Ultimately, Mercedes has a big dream for this project, one that is the perfect crossover between art and anthropology: a water bar. Sounds totally ludicrous, right? But she wants water to bring people together and for us to be more conscious about water consumption and water sustainability. Alongside the artist Julieta Gil, with whom she’s worked in the past, this started as a joke, but then it slowly evolved to a more concrete plan: “It's not an exhibition because the idea won’t be to go into a room and admire artworks, but rather like a conceptual immersive place and experience.” They can’t grasp just yet how and if they can get there, but eventually they would love for people to be able to buy water stocks too, as part of the experience.

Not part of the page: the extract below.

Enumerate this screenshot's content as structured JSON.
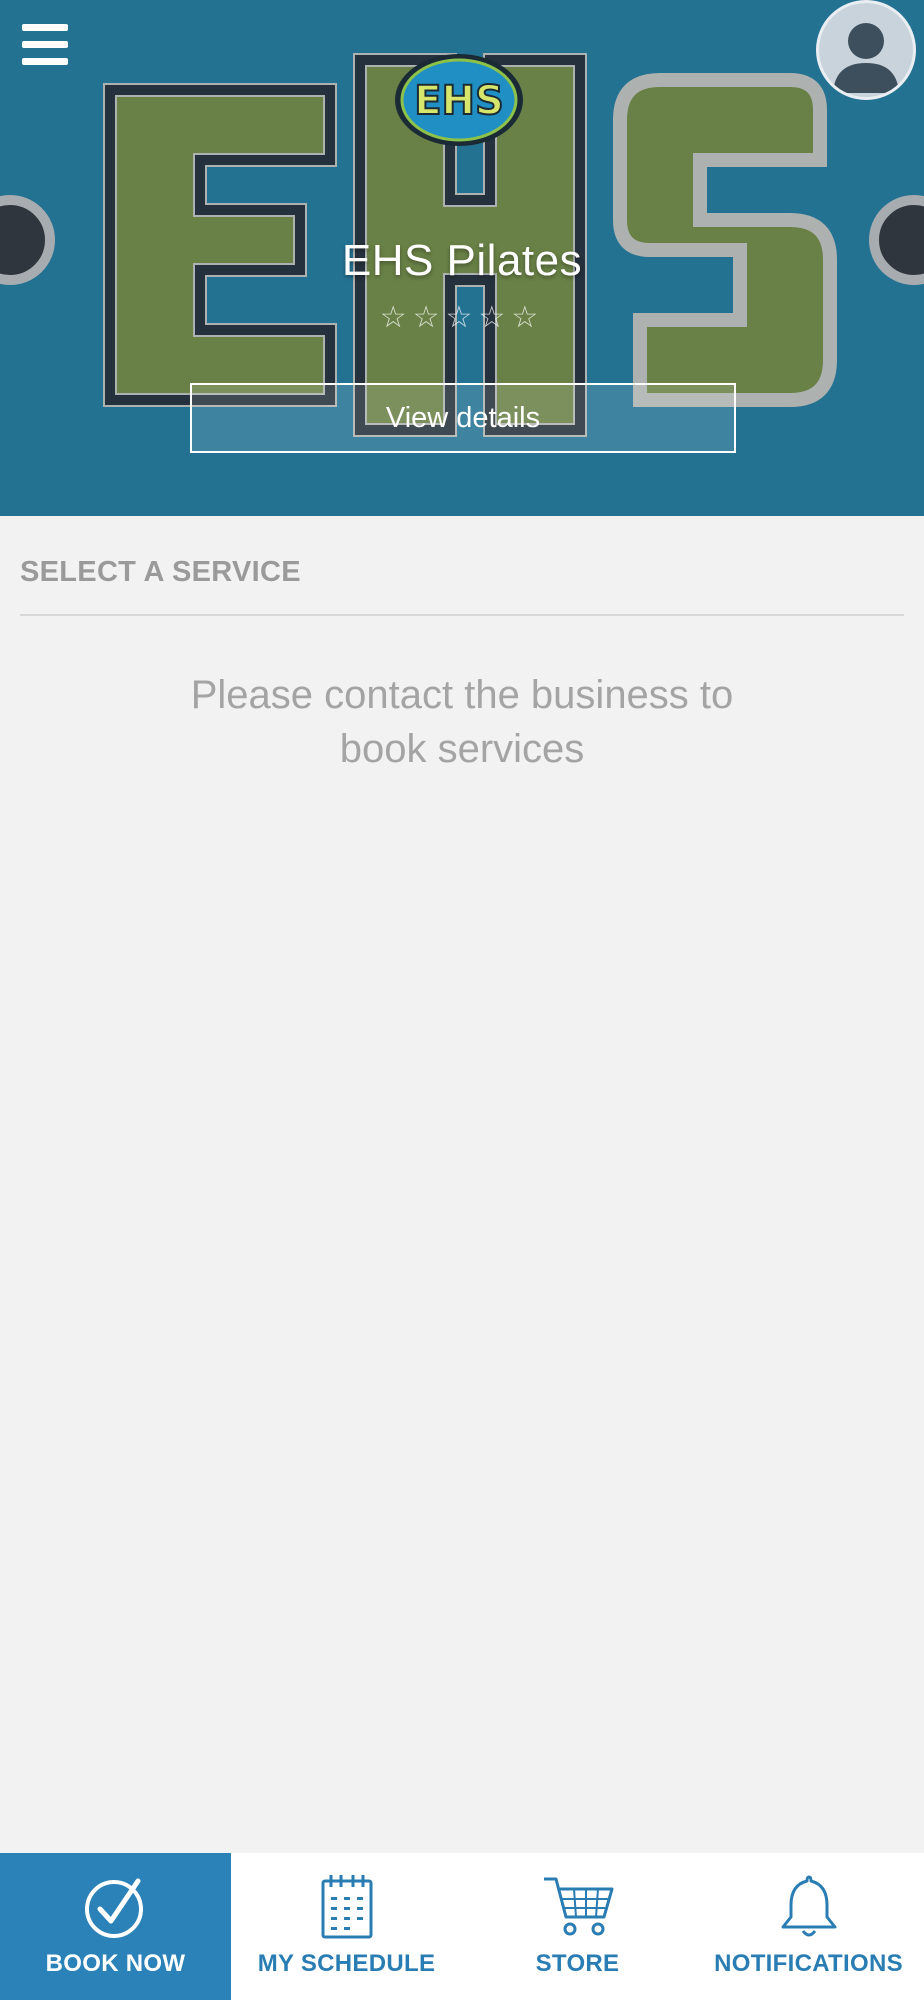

As if Mercedes was actively choosing to move to cities with terrible water quality, she has (un)fortunately heard no rumours about the water in London and I decided to keep it that way. I didn’t want to bias her still innocent opinion on the horrific situation of London’s hard water that we are all drinking from and showering in - this is coming from a mere mortal with absolutely no true consciousness on the matter, but knows this to be a fact. If you’re interested to hear Mercedes’ view on London’s water, her favourite British brands and the most niche water stories, keep an eye out on her Instagram blog @wasserjagerh2o where she will be unapologetically honest, funny and light-hearted, a combination that, in my opinion, we could all use a little bit more of.